-- The input follows --
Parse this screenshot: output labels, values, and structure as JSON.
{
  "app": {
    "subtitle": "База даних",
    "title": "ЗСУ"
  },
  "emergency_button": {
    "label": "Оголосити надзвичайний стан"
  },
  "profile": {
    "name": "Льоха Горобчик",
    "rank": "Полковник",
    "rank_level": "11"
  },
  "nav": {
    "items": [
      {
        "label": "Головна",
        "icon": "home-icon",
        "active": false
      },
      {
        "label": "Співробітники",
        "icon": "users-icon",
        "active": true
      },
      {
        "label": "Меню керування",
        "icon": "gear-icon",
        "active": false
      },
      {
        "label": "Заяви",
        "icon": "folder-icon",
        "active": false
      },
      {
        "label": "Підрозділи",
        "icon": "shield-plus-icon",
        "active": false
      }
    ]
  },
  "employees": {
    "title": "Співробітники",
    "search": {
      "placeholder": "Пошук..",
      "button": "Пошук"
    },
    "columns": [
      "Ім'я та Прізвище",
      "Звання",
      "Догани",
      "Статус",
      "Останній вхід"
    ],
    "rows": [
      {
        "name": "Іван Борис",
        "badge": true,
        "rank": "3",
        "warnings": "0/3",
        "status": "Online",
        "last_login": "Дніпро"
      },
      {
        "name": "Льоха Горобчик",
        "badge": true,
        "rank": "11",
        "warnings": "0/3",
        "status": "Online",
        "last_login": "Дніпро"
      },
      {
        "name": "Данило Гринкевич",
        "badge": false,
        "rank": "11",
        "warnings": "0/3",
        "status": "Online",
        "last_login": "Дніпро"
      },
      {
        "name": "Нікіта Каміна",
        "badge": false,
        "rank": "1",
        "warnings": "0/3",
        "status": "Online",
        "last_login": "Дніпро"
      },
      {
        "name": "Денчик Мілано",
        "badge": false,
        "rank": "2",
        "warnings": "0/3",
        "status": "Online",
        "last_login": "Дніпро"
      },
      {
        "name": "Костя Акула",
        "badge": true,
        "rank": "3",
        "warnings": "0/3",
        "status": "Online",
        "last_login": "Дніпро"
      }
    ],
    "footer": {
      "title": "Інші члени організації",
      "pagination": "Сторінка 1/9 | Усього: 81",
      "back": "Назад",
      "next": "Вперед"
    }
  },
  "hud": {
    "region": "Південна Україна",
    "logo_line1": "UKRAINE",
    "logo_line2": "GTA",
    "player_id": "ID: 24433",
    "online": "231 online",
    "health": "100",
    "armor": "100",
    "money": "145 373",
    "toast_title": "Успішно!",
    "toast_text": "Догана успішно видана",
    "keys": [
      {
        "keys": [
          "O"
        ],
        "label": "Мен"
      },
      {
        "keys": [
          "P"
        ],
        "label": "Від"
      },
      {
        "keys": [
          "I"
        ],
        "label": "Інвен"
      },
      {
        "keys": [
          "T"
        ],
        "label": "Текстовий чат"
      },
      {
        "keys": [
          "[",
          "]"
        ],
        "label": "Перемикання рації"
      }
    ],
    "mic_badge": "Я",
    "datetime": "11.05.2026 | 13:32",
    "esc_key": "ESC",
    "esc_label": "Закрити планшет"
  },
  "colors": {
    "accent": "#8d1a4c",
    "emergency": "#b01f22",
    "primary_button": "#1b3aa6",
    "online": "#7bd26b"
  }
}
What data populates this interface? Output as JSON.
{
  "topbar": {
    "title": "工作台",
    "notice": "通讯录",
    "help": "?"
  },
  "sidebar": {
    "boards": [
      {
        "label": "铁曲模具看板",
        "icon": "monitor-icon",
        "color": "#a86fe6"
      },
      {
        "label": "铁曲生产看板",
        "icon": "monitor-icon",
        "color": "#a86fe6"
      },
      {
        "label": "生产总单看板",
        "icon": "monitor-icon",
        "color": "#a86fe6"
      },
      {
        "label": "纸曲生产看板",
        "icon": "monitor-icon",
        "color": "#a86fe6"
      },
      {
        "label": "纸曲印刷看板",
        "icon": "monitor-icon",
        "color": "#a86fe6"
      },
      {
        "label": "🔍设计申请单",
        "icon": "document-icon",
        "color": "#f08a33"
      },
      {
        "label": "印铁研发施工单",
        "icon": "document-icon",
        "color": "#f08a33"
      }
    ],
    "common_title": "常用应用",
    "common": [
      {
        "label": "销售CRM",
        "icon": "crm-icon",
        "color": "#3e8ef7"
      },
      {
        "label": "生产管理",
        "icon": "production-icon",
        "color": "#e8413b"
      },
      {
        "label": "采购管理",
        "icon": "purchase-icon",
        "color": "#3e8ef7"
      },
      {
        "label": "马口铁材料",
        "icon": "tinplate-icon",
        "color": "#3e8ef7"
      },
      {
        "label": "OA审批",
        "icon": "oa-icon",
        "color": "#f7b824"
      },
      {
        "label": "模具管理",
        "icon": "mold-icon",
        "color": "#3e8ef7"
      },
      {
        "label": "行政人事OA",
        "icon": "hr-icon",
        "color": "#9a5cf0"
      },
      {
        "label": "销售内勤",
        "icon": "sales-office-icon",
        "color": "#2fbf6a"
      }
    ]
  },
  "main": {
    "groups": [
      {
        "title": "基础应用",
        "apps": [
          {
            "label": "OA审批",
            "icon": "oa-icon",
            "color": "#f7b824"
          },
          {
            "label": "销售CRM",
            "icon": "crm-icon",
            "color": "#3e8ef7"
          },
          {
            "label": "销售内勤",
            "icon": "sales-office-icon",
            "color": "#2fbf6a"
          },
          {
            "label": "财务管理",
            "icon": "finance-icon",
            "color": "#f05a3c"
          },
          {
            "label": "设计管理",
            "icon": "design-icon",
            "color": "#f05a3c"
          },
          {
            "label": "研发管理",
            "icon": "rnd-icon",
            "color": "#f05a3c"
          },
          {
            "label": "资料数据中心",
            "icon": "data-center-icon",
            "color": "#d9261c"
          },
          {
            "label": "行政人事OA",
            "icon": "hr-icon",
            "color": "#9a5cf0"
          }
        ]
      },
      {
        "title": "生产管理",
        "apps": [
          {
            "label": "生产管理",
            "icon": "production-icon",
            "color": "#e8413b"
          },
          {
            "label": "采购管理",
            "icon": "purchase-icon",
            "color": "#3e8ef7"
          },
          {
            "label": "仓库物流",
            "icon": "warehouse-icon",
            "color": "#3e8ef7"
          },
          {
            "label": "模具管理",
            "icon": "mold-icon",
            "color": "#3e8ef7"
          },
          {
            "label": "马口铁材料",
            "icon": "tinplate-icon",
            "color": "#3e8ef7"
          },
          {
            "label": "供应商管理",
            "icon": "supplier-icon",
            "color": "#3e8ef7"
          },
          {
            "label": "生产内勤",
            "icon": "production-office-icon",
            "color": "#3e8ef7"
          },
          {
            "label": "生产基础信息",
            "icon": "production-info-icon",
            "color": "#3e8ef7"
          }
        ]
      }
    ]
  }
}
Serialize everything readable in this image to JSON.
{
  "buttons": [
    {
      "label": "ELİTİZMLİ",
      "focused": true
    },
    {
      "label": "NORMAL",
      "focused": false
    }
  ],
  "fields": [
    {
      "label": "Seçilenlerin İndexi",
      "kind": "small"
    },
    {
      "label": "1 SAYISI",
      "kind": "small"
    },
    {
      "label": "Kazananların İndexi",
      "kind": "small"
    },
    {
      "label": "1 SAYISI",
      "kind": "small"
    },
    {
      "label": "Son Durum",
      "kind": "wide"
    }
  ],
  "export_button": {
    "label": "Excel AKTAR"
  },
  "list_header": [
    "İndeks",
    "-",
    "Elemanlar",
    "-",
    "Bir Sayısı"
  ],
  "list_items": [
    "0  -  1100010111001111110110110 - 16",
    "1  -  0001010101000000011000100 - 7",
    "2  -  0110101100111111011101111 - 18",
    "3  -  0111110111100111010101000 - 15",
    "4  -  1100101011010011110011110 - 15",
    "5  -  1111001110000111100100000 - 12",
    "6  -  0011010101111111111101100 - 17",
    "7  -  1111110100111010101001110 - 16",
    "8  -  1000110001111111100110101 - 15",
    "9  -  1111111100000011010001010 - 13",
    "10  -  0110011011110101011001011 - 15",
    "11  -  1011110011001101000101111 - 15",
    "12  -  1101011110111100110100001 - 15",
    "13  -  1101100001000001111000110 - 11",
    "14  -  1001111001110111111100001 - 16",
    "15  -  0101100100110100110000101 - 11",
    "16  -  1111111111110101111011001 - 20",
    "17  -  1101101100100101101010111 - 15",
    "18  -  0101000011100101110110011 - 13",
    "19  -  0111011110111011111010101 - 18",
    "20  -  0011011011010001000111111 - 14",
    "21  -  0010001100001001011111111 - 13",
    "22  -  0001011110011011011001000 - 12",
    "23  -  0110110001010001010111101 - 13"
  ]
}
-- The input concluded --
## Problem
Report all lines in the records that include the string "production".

## Expected output
        "icon": "production-icon",
            "icon": "production-icon",
            "icon": "production-office-icon",
            "icon": "production-info-icon",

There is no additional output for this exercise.